Goal of the exercise
Which lines hold the word "state"? Copy each of them from the material.
***** Dataset records *****
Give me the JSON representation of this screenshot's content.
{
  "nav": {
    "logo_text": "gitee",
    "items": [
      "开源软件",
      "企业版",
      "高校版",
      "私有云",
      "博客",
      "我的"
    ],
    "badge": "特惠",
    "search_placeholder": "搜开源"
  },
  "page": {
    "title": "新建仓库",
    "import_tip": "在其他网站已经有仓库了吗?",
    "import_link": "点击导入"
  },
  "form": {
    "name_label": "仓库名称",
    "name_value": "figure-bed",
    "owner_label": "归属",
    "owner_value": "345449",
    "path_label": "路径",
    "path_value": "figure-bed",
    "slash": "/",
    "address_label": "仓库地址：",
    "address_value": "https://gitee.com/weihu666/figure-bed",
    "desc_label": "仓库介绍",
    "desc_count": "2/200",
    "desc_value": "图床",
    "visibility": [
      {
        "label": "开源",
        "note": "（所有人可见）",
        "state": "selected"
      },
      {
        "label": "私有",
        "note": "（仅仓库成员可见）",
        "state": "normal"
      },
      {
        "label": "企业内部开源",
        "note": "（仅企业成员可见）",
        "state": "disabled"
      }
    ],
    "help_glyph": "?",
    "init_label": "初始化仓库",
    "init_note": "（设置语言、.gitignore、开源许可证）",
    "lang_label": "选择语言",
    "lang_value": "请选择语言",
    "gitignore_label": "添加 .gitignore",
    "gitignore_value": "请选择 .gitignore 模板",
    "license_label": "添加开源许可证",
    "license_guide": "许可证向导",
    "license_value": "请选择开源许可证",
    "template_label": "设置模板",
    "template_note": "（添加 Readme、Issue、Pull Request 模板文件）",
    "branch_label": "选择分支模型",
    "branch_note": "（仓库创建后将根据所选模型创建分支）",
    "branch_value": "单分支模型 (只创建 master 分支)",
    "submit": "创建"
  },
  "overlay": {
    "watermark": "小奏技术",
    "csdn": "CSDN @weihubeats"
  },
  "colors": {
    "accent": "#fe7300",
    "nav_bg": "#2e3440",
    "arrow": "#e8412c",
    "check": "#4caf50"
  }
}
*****
Your solution
        "state": "selected"
        "state": "normal"
        "state": "disabled"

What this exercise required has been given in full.